There is one thing they do not like to talk about though, and that is the loss rate. The first I heard of the problem was about eight years ago when going over Navy UAS (nee UAV) options as part of a planning group. We had a nice civilian engineer as part of our team, forget who he was with, who - darn it - had all these facts with him about loss rates and maintenance requirements based on present UAS experience. I think he was working on UAS back well before I even had a license to drive. He kept telling us that our numbers were bad as we were not making allowances for loss rates and the need for replacements.... and so, here we go.
He also kept reminding us that - darn it - we were overestimating the ability of these systems to carry all the kit we wanted them to. We weren't - darn it - fully examining range and altitude losses from the type of mission packages being proposed. Our lack of a discussion about bandwidth access also bothered him.
Operations of the MQ-8B Fire Scout will be suspended “for the indefinite future,” after the robo-copters were involved in two recent crashes. The news was first reported by FlightGlobal.com, and confirmed by Danger Room.Again ... you need to spend more time talking about the reality of loss rate .... if you don't think seriously about the problems of UAS because you are in love with the concept of removing the man from the loop - then you will seriously put yourself in the position of suggesting something as stupid as this;

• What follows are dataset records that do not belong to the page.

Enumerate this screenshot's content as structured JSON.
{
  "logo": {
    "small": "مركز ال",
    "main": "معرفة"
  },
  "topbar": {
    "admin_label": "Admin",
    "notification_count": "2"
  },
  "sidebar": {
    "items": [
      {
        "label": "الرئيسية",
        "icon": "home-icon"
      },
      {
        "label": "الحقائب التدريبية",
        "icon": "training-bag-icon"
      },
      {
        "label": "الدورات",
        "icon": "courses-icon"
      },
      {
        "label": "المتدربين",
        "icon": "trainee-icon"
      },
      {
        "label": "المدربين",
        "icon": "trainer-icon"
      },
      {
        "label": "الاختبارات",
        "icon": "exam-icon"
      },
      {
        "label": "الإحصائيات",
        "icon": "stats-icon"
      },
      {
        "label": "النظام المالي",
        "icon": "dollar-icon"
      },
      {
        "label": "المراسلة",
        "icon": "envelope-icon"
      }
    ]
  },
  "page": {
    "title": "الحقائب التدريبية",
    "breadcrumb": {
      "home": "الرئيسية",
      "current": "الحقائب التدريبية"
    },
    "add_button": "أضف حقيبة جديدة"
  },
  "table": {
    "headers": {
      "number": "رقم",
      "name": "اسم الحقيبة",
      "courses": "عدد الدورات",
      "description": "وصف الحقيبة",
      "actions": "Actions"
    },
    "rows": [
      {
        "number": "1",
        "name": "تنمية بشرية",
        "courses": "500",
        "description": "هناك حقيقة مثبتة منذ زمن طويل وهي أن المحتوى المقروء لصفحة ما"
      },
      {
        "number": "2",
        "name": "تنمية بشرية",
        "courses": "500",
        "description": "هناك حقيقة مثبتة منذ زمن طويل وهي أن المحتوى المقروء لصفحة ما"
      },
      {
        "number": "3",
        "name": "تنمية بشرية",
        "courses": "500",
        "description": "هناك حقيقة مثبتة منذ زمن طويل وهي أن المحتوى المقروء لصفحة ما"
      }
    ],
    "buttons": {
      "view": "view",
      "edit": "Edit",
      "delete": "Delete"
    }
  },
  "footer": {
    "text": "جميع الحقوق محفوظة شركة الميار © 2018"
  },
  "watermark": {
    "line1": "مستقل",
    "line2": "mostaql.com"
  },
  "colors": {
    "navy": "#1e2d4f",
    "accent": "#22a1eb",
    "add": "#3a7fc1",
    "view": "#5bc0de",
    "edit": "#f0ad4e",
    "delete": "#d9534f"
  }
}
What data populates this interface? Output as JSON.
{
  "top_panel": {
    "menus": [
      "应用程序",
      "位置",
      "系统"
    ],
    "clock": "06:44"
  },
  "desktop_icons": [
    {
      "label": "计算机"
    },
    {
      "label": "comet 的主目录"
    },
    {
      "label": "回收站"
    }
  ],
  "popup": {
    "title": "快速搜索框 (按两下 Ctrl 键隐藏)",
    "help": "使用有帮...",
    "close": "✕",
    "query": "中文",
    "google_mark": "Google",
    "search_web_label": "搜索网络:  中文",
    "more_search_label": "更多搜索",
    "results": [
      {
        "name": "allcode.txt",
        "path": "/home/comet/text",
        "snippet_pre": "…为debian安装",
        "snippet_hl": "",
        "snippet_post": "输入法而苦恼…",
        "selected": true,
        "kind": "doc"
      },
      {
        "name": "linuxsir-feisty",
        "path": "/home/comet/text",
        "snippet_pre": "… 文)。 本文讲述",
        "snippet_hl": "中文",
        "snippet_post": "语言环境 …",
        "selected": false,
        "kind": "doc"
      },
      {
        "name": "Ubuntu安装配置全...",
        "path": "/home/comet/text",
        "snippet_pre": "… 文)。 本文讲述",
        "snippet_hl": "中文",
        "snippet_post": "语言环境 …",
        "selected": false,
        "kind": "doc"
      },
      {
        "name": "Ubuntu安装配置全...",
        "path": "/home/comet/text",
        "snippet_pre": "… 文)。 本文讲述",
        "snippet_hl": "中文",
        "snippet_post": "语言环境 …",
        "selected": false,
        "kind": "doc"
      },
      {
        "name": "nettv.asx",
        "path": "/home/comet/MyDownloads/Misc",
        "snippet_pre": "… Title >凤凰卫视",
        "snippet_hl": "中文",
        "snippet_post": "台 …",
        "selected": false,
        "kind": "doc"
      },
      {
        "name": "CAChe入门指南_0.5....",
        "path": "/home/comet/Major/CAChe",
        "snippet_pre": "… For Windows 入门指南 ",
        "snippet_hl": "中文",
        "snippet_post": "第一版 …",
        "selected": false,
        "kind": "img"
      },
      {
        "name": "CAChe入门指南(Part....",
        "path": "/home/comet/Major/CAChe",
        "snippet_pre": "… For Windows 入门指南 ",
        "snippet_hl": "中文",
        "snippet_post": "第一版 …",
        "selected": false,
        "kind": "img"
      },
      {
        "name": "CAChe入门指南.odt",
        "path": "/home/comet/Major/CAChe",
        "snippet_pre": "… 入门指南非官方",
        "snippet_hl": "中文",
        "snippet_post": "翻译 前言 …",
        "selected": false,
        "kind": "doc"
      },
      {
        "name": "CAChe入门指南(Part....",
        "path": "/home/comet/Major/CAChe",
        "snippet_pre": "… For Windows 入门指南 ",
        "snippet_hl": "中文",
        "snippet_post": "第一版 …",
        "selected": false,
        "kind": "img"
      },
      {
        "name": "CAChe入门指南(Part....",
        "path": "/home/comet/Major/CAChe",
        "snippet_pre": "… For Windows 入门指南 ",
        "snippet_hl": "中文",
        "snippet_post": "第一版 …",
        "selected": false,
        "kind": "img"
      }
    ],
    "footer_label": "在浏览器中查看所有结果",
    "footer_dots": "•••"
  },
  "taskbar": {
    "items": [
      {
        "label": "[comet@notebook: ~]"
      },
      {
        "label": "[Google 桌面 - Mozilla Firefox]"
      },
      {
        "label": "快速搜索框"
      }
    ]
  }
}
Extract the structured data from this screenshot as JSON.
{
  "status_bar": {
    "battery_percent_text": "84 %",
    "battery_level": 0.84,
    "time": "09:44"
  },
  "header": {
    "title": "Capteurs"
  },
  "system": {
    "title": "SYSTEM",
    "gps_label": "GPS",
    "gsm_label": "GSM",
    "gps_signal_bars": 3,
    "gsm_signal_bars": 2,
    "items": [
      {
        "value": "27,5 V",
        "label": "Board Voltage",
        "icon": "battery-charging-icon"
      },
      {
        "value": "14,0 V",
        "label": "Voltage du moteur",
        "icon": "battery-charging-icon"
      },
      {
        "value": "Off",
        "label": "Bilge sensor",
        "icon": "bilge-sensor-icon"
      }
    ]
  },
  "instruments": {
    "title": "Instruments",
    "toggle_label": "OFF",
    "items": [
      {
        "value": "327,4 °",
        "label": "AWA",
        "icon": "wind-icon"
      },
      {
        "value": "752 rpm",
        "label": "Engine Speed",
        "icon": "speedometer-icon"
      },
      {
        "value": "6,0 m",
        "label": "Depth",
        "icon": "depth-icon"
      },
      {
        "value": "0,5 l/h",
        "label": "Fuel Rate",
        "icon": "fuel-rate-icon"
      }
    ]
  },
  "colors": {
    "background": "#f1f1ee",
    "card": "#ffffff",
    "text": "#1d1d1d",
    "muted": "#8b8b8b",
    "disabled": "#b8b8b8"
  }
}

On March 30th, off the coast of west Africa, a technical glitch kept one Fire Scout from being able to land on the U.S.S. Simpson. “After multiple approaches and exhaustive troubleshooting by operators, the aircraft was positioned a safe distance from U.S.S. Simpson and the flight was terminated,” the Navy says in a statement. The Fire Scout dropped into the ocean, and then was recovered by the ship’s crew.
Days later, on April 6th, another one of the robo-copters appears to have crashed during surveillance operations in northern Afghanistan. “The cause of the crash is unknown at this time,” according to the Navy. But “in light of the recent mishaps, the Navy has temporarily suspended Fire Scout flight operations for 14 air vehicles in inventory while system performance and operational procedures are reviewed.”
Researchers at the Massachusetts Institute of Technology have developed a system that allows a camera and computer to recognize the hand signals sailors use to guide unmanned aerial vehicles around the flight deck, a feat that could eventually enable sailors to move a UAV with little more than a wave.UCAV-N Deck Handling Gesture Recognition Problem Statement
It’s a step in answering one of the biggest challenges in unmanned naval aviation: how to control a UAV on a hectic flight deck while maintaining the cycle of launches and recoveries and keeping everyone safe.
“It would be really nice if we had an unmanned vehicle that can understand human gestures,” said Yale Song, a Ph.D. candidate at MIT who developed a system. His work is the UAV equivalent of an aviation boatswain’s mate flashing hand signals to pilots before a launch and after a trap. In effect, he’s developed a way for a UAV to “see” the signals and identify the commands the signals represent.
“Gesturing is an instinctive skill we all have, so it requires little or no thought, leaving the focus on the task itself, as it should be, not on the interaction modality,” Song and his colleagues wrote in a paper that appears in the March issue of ACM Transaction on Interactive Intelligent Systems, an academic journal.
What could go wrong?